The life sciences industry continues to scale on the heels of a global health crisis, and communities that have great research capabilities, access to capital, workforce training, Ph.D.s, respect for science in the workforce and lower costs are now more competitive, according to brokerage JLL. And while L.A. has long had the components, it has not had a centralized cluster to make a premier hub.
Patrick Church, managing director and co-lead for the JLL Los Angeles life sciences practice, said venture capital for life sciences is moving into L.A.
He added that L.A. hasn’t seen rent growth for life sciences as experienced in San Diego, where rent can grow by 50 cents to 75 cents per square foot over the span of two months. But, he said there’s a clear trajectory, with new projects in L.A. expecting $6 per square foot per month on triple-net leases.
“I’m a firm believer that over the next 12 to 36 months, you’re going to see a tremendous amount of activity in leases getting done,” he said.
And, while Los Angeles lacks a centralized cluster, it makes up for it with talent, innovation and institutional presence, and it has an opportunity to capture some of the overflow demand from its northern and southern neighbors. Over a five-year average, L.A. produces the most life sciences PhDs each year, according to the National Science Foundation, and JLL found the volume of sales of its life sciences real estate from 2010 to 2020 ranked seventh in the nation.
“Companies in places like San Francisco are basically out of talent and we’re starting to see that talent in those companies start to look to L.A.,” Church said. “There’s no true epicenter in L.A., although there are pockets in Pasadena, Culver City, Westlake Village and Thousand Oaks. Pasadena is the most viable location right now to be the epicenter for L.A. as far as if you were going to get the infrastructure built.”
But Church said L.A. needs a hub that has space ready to go for a fast-moving life sciences firm.
“What landlords or what ownership is going to take the first step and say, ‘Hey, we’re going to spend 50,000 square feet?’” he said. “The problem we run into is when these guys are ready to go out of the incubators and they get Series A funding or NIH [National Institutes of Health] funding, wherever they’re getting their venture capital money, they need to go tomorrow. So I think we need to have some infrastructure built ready to accommodate these users. … We’ve seen incubator tenants come out of Pasadena and move to South Orange County growing from 2,000 square feet to 40,000 square feet, because they didn’t have anywhere to go.”
JLL ranked hubs around the nation based on the key components that make up a life sciences market, including funding, hospitals and research institutions and L.A. ranked seventh after clear leaders like Greater Boston and the San Francisco Bay Area. But the report found that competition in key clusters, coupled with emerging growth in secondary markets, is driving investment and development activity beyond those traditional geographies.

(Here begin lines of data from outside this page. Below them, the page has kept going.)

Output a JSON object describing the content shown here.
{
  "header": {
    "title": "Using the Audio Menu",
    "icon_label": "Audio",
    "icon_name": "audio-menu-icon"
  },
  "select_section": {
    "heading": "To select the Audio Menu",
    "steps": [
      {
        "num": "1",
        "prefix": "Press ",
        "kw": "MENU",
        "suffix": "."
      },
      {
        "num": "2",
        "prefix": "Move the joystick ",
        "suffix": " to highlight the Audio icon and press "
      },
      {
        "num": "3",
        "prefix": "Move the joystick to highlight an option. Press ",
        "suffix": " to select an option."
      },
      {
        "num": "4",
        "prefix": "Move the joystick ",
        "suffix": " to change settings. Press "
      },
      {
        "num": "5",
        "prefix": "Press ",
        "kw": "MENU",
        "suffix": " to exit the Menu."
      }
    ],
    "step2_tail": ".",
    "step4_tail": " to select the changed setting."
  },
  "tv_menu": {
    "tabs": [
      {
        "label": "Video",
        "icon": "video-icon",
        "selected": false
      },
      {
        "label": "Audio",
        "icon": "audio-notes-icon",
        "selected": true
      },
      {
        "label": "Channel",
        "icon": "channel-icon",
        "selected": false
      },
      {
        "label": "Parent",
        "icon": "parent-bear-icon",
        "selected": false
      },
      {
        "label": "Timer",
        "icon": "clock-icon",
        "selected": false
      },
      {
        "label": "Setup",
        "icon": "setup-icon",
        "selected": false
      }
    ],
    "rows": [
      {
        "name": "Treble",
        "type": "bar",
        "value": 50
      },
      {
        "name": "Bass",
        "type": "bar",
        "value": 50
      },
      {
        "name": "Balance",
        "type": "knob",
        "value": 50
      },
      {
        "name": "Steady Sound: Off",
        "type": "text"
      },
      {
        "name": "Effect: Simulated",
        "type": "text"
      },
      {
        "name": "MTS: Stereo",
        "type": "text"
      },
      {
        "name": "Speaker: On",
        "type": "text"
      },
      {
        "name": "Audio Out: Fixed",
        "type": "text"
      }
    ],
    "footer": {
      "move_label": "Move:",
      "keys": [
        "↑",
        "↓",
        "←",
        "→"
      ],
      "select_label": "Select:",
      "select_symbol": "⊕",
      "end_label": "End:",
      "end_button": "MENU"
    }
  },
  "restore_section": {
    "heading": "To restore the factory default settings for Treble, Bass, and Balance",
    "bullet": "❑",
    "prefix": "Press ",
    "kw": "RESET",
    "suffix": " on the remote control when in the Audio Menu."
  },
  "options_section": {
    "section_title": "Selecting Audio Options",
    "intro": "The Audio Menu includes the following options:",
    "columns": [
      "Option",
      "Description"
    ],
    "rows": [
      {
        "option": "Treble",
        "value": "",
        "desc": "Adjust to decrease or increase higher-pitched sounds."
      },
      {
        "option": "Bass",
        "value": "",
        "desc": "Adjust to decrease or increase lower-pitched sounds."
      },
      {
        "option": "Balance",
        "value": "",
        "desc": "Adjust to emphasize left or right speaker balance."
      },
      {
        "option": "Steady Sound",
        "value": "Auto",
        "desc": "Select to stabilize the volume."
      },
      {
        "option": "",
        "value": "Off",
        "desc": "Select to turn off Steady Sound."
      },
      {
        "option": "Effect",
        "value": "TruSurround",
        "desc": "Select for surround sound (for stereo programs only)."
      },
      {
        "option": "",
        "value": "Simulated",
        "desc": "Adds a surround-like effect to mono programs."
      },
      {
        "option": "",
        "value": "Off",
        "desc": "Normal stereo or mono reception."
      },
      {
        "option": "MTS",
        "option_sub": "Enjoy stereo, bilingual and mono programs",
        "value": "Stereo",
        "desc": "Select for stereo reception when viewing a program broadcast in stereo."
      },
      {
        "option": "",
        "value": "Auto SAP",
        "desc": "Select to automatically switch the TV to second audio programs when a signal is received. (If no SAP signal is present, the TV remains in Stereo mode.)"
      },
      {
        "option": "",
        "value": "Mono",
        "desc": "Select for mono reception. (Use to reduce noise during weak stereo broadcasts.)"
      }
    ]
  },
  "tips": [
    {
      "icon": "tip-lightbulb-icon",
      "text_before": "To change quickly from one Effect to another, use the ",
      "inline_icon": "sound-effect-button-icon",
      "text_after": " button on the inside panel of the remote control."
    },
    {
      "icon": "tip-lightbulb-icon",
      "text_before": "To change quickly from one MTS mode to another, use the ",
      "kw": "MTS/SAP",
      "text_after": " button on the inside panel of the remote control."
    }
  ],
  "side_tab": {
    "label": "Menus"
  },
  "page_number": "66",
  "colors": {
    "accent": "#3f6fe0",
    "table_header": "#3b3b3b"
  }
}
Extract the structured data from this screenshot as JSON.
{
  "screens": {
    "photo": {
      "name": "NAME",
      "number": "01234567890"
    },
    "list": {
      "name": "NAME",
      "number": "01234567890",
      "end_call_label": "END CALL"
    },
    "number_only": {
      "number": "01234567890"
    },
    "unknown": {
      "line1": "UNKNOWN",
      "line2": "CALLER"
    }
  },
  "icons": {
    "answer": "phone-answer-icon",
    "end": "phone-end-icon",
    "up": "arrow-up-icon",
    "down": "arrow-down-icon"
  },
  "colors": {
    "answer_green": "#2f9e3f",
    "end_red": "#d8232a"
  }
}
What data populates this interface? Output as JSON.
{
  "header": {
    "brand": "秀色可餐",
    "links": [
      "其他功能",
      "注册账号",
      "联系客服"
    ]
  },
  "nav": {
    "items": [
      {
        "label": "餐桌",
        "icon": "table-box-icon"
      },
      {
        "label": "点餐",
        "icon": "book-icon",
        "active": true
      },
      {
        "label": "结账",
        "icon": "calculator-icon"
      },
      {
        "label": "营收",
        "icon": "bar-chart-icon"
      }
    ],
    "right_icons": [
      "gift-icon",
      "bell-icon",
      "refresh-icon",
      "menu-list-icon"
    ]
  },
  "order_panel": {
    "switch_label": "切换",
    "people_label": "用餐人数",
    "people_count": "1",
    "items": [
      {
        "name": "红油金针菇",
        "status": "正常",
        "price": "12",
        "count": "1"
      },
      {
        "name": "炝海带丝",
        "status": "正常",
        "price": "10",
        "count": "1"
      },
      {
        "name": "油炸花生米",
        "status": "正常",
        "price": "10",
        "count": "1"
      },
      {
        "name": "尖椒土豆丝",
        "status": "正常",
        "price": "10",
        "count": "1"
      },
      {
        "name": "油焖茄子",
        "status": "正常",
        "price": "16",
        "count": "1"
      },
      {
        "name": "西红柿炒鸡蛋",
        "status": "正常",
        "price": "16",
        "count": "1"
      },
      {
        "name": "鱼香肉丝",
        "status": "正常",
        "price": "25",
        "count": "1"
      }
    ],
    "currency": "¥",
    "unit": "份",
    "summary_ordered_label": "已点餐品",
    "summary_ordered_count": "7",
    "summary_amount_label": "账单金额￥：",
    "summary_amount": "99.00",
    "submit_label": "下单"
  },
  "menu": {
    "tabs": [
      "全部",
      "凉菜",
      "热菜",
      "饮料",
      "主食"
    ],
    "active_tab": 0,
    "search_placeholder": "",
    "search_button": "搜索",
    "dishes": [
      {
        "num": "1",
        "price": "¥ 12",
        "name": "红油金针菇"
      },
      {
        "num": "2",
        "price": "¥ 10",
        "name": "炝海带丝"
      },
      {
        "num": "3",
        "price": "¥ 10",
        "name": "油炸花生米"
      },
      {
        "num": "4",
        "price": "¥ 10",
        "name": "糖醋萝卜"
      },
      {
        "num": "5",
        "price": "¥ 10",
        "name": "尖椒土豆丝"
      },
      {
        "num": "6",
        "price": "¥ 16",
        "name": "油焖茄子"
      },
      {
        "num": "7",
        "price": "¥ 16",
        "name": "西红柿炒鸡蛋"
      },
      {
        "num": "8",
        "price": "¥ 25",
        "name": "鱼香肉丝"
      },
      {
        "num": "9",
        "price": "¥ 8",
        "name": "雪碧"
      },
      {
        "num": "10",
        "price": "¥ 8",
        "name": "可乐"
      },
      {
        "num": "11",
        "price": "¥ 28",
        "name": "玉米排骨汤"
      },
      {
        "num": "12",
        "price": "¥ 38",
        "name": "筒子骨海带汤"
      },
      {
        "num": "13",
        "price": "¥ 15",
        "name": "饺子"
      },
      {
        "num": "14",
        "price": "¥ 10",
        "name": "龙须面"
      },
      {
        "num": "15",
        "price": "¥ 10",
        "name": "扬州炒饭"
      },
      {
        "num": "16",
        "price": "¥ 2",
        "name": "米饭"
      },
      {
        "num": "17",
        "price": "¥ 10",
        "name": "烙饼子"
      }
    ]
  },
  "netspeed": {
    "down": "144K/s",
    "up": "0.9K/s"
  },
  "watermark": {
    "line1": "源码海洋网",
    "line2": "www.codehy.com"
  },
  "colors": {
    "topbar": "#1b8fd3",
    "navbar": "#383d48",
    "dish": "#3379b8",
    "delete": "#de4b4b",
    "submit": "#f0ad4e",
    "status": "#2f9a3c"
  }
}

Highlighting recent growth in L.A., Instil Bio acquired an approximately 80,000-square-foot creative office campus in Tarzana with plans to redevelop the property into a wet lab and office space. And Xencor is growing its footprint by 300 percent in a move to Pasadena.
Gregory Cornfield can be reached at email@example.com.